March 27, 3:00pm – 4:00pm: Enhancing Biodiversity in the Corn Belt to Improve Environmental Quality and Crop Production. Matt Liebman, Professor of agronomy, H.A. Wallace Endowed Chair for Sustainable Agriculture, Iowa State University will discuss his research addressing the impacts of diversification on agroecosystem performance.
107 Norman Smith Hall, Mitchell Center – University of Maine, Orono
Maine State Science Fair
March 25, 9:00am-12:00pm: High school students share their original research and engineering projects with judges and the general public. Visit www.maine-state-science-fair.org for more information.
Colby College, 4000 Mayflower Hill Dr, Waterville
Wednesdays in March, 3:30pm – 4:30pm: Lego Afterschool Club for grades 2-5. More details, and a sign up form can be found at https://goo.gl/VgQlPk.
$50/4 week session
Challenger Learning Center of Maine, 30 Venture Way, Bangor
Until April 2017: Dinosaurs Unearthed Be transported to an era 65 million years ago – an era when dinosaurs walked the earth. IN THIS EXTRAORDINARY EXHIBIT Dinosaurs Unearthed shows far more than just fossils. State of the art technology and research has allowed for visitors to see how dinosaurs looked, moved and sounded when they roamed the planet.

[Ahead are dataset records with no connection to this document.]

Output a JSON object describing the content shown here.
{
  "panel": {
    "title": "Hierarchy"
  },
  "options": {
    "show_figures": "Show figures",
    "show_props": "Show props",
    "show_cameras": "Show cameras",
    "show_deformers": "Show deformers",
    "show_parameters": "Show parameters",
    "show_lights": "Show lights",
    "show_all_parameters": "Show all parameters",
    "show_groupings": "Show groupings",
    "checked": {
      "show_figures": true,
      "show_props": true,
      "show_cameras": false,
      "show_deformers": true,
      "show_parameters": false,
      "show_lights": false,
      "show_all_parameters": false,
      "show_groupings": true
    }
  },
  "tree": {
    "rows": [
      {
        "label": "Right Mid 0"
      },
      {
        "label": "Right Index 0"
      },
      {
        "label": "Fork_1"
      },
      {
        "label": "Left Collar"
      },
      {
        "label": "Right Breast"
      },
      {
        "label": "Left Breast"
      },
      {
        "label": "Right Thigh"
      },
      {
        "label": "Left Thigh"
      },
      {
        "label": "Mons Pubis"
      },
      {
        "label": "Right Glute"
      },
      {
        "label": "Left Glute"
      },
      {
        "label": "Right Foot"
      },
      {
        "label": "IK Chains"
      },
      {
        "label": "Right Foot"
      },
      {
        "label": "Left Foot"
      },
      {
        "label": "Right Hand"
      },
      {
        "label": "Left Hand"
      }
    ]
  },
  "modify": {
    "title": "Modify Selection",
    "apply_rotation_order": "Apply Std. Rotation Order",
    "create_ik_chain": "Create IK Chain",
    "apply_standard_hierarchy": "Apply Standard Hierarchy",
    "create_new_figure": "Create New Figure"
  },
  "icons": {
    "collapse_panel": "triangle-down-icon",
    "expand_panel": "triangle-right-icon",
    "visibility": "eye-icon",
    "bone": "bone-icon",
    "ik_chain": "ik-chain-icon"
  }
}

With more than a dozen animatronic dinosaurs that roar and rouse, there is plenty of action at every turn. The exhibition also features full-sized skeletons, fossils, an excavation site, and plenty of interactive activities that will unleash every visitor’s inner paleontologist. (Final Day is April 30th)
Prices: Adults ($19.50), 65+/College/Military ($17.50), Child 3-12 ($14.50), Children under 3 (Free)
Ages: Great for all ages, but focused on K-8 students
Times: 7 days per week. Entry times are Mon – Thurs 10am to 6pm, Fri & Sat 10am to 7pm, Sun 11am to 6pm. Exhibit closes 1-hour after last entry.
Portland Science Center, 68 Commercial Street, Portland. 1 pier over from Casco Bay Lines.
Educate Maine and Maine Mathematics and Science Alliance have recently been named the Code.org Regional Partner for Maine. As a result, Maine middle and high school teachers can benefit from free professional development to implement computer science (CS) courses at their schools.
The Code.org Professional Learning Program includes:
TeacherCon, a five-day summer training in Philadelphia taking place July 30 – August 4, 2017, which will fully prepare you to utilize Code.org CS Discoveries or CS Principles curriculum and teacher supports. Code.org provides airfare, lodging, and meals during the conference, and you will receive a gift card to cover incidentals.
Four, one-day local workshops during the school year (normally on Saturdays), during which you’ll join teachers from Maine for ongoing training and just-in-time support.
If you’re interested in joining this community of practice, expanding your knowledge of CS, and teaching CS Discoveries or CS Principles this coming school year, please apply here by March 17th.